For his second solo album, Robyn Hitchcock decided to work with producer Steve Hillage, a former member of Gong. Under his guidance, Hitchcock made an album that smoothed out his rough edges and obscured his quirks under layers of saxophones, trumpets, and processed guitars. Beneath the stilted production lay some of Hitchcock's weakest songs, most of which were underdeveloped melodically and lyrically. Some of the songs are worthwhile -- "The Cars She Used to Drive" is the best stab at slick new wave pop, while "Fifty Two Stations" and "St. Petersburg" are powerful -- but most of the album is simply lifeless. After its release, Hitchcock retired from music for nearly three years. In 1986, he released an alternate version of Groovy Decay, comprised mostly of songwriting demos, called Groovy Decoy.

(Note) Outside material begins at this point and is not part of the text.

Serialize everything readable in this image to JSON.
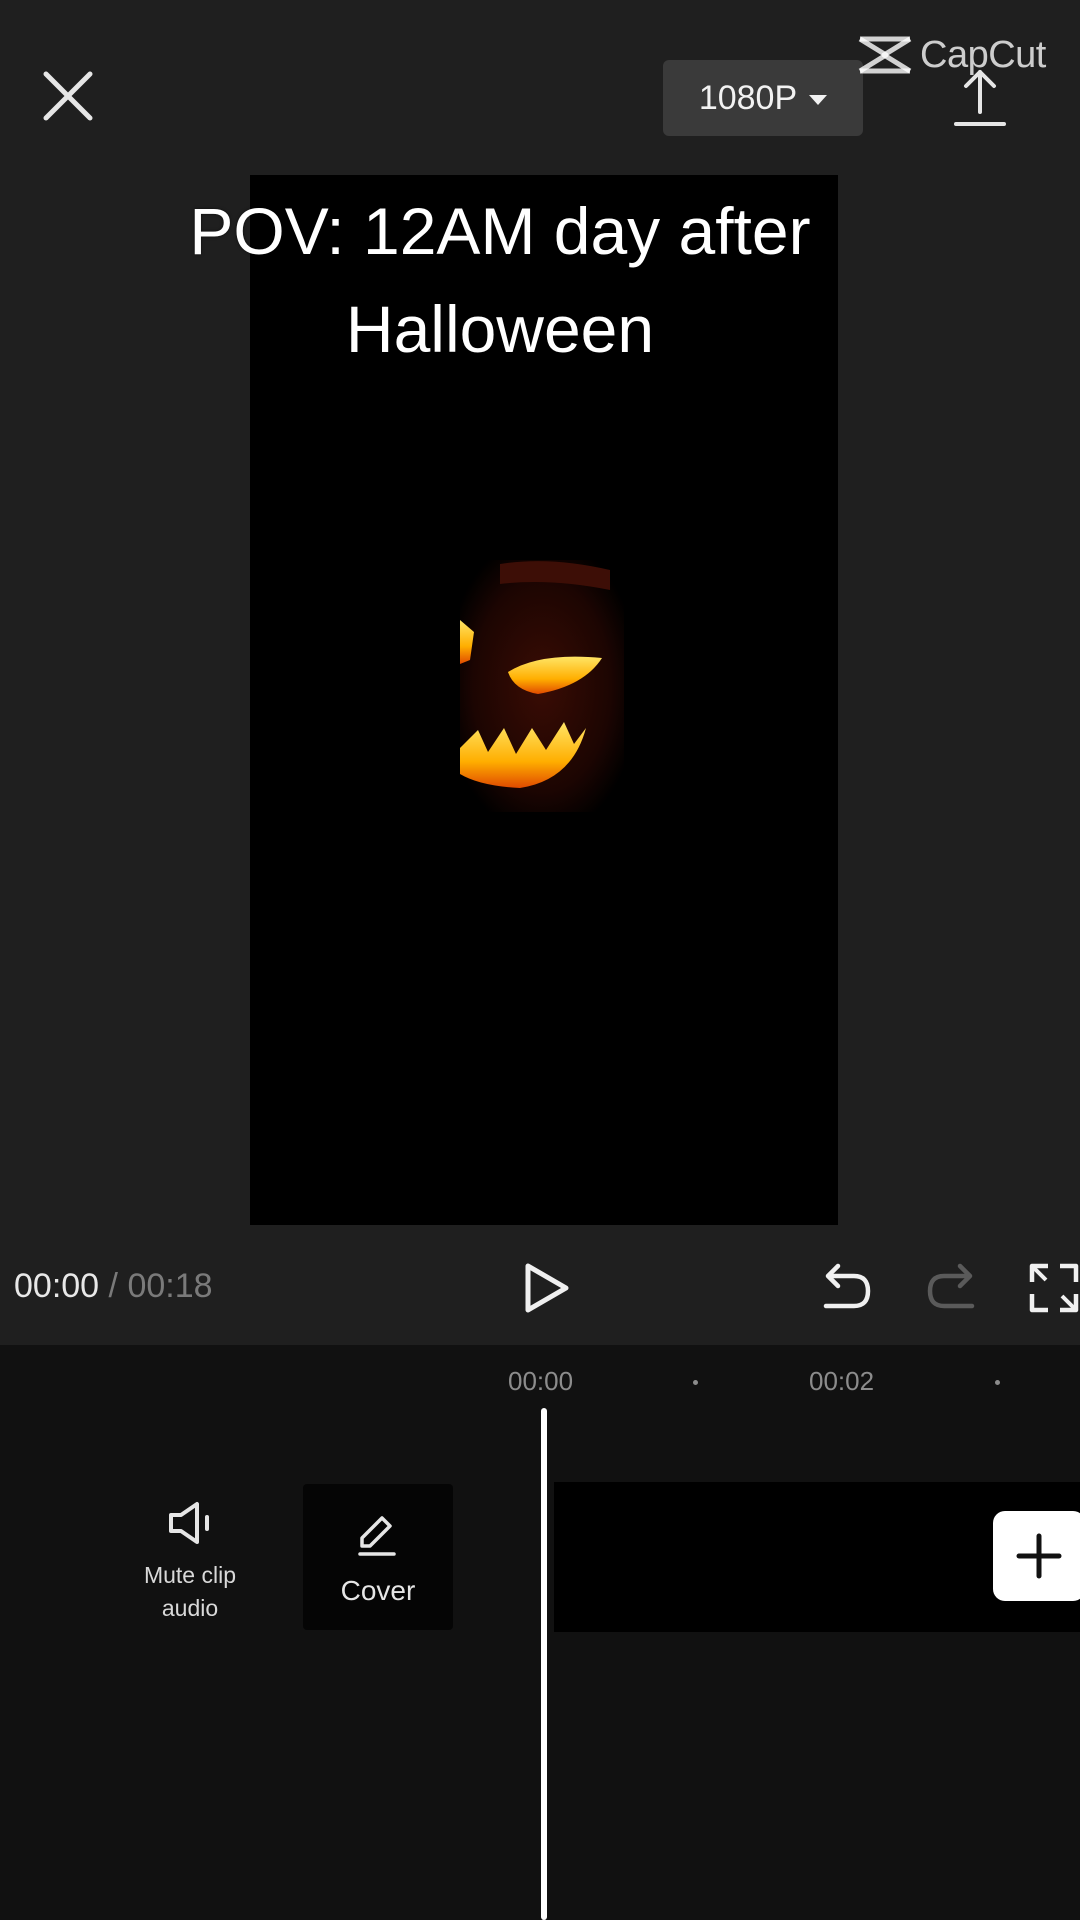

Share this page
AllMusic Review by Stephen Thomas Erlewine